There are two sides to the theatre though and the other very important side includes the audience. We have always felt if we build it, they will come. Our audiences over the years have continued to support us in our many endeavors and are always both enlightened and appreciative of the experience. New Plays by African-American playwrights and others, novels being brought to life, Spoken Word, as well as Black Classic plays are what they look forward to.
The thing that sets us apart from other theatre companies is our collaborative spirit and our longevity. We strive not only for excellence but also for camaraderie amongst our team.
Is there a characteristic or quality that you feel is essential to success?

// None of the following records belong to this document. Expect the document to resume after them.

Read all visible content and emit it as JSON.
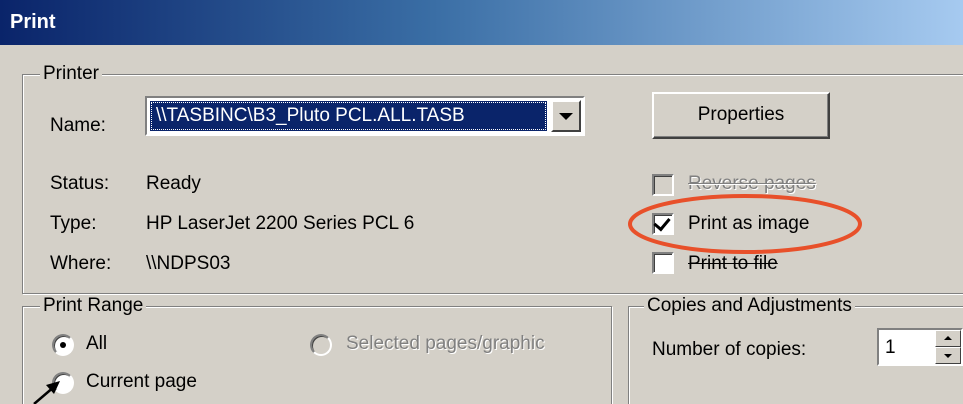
{
  "window": {
    "title": "Print"
  },
  "printer_group": {
    "legend": "Printer",
    "name_label": "Name:",
    "name_value": "\\\\TASBINC\\B3_Pluto PCL.ALL.TASB",
    "properties_label": "Properties",
    "status_label": "Status:",
    "status_value": "Ready",
    "type_label": "Type:",
    "type_value": "HP LaserJet 2200 Series PCL 6",
    "where_label": "Where:",
    "where_value": "\\\\NDPS03",
    "reverse_pages_label": "Reverse pages",
    "reverse_pages_checked": false,
    "reverse_pages_enabled": false,
    "print_as_image_label": "Print as image",
    "print_as_image_checked": true,
    "print_to_file_label": "Print to file",
    "print_to_file_checked": false
  },
  "print_range_group": {
    "legend": "Print Range",
    "all_label": "All",
    "all_selected": true,
    "selected_pages_label": "Selected pages/graphic",
    "selected_pages_enabled": false,
    "current_page_label": "Current page"
  },
  "copies_group": {
    "legend": "Copies and Adjustments",
    "number_of_copies_label": "Number of copies:",
    "number_of_copies_value": "1"
  },
  "annotations": {
    "highlight_color": "#e8502a",
    "arrow_color": "#000000"
  },
  "colors": {
    "title_bar_start": "#0a246a",
    "title_bar_end": "#a6caf0",
    "dialog_face": "#d4d0c8",
    "selection": "#0a246a"
  }
}
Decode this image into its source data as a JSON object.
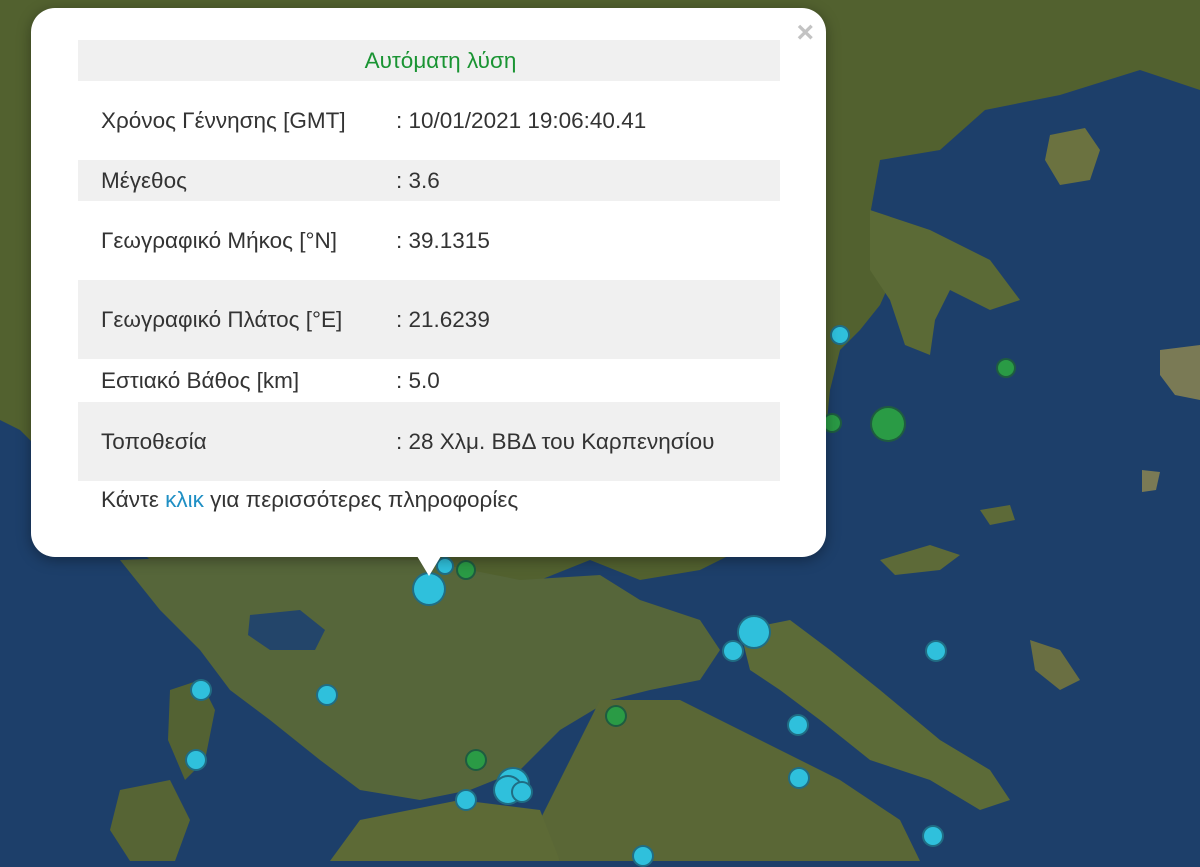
{
  "popup": {
    "title": "Αυτόματη λύση",
    "close_glyph": "×",
    "rows": [
      {
        "label": "Χρόνος Γέννησης [GMT]",
        "value": ": 10/01/2021 19:06:40.41"
      },
      {
        "label": "Μέγεθος",
        "value": ": 3.6"
      },
      {
        "label": "Γεωγραφικό Μήκος [°N]",
        "value": ": 39.1315"
      },
      {
        "label": "Γεωγραφικό Πλάτος [°E]",
        "value": ": 21.6239"
      },
      {
        "label": "Εστιακό Βάθος [km]",
        "value": ": 5.0"
      },
      {
        "label": "Τοποθεσία",
        "value": ": 28 Χλμ. ΒΒΔ του Καρπενησίου"
      }
    ],
    "footer_prefix": "Κάντε ",
    "footer_link": "κλικ",
    "footer_suffix": " για περισσότερες πληροφορίες"
  },
  "map": {
    "sea_color": "#1d3f6a",
    "marker_colors": {
      "recent": "#2fc0dc",
      "older": "#2a9b45"
    }
  }
}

Our success is directly attributed to our passion for our work and our strong work ethic. We also treat each artist and audience member as a treasured member of our family. One of the things we are most proud of is the positive impact and opportunities we have created for so many artists looking for a theatre home. TST, as it fondly called, is and has been an oasis of creativity to many looking for a community to hone their skills and bond with. Outside of productions, the Company, Board and Advisory Board get together for social events such as picnics and parties, just like a regular family.
From the moment someone comes into our space, they are welcomed and honored. The ability to create this feeling of openness and acceptance is key to our success. Until we can get back to being live, our programming has gone online. We hope you’ll join us in our TST Virtual Salon on August 15 & 16th for Corona & Other Maladies, six short plays about this unusual moment in time.
- Address: Office Mailing address: 4101 Budlong Avenue, #4 LA, CA 90037
In residence at Stella Adler Theatre – 6773 Hollywood Blvd. Hollywood, CA 90028
- Website: www.townestreetla.org
- Phone: 213-712-6944
- Email: firstname.lastname@example.org
- Instagram: @townestreettheatre
- Facebook: www.facebook.com/TowneStreet
- Twitter: @tsttweeting
- Other: Towne Street Theatre
1. Connie Martin Trevino: Nancy Cheryll Davis, Nancy Renee – 2020
2. Kristina Roth – Nancy Renee, Nathaniel Bellamy, Nancy Cheryll Davis – 25th Anniversary Gala – 2-18
3. Kristina Roth – Production: In Response: Year of the Woman 2019 (Teressa Taylor standing, L to R:Kiziana Jean-Louis,Sonia Jackson, Colette Rosario, Michele Tannen, Alisa Murray, Melissa Kay Anderson, Nia Sondayla , Jacqueline Castenada
4.Nathaniel Bellamy – Production: Langston & Nicolas 2010 – Justin Alston, Gabriella Delgado-Deluy
5.Nathaniel Bellamy – Nancy Cheryll Davis, Nancy Renee/Rooftop of Original Downtown Location 1993
6.B.Harbec- Nancy Renee & Nancy Cheryll Davis – Nancy Renee wins Best Costumes from NAACP for Langston & Nicolas – 2011
7.Kristina Roth – Company Picnic 2017 Griffith Park
Nathaniel Bellamy – TST Musical Theatre Camp production of The Wiz -2008 / The Wiz: Tony Lorrich, III, Scarecrow:Sierra Wesson, Dorothy: Reise Hooper, TinMan: Joshua Williams, Lion: Tony Lorrich II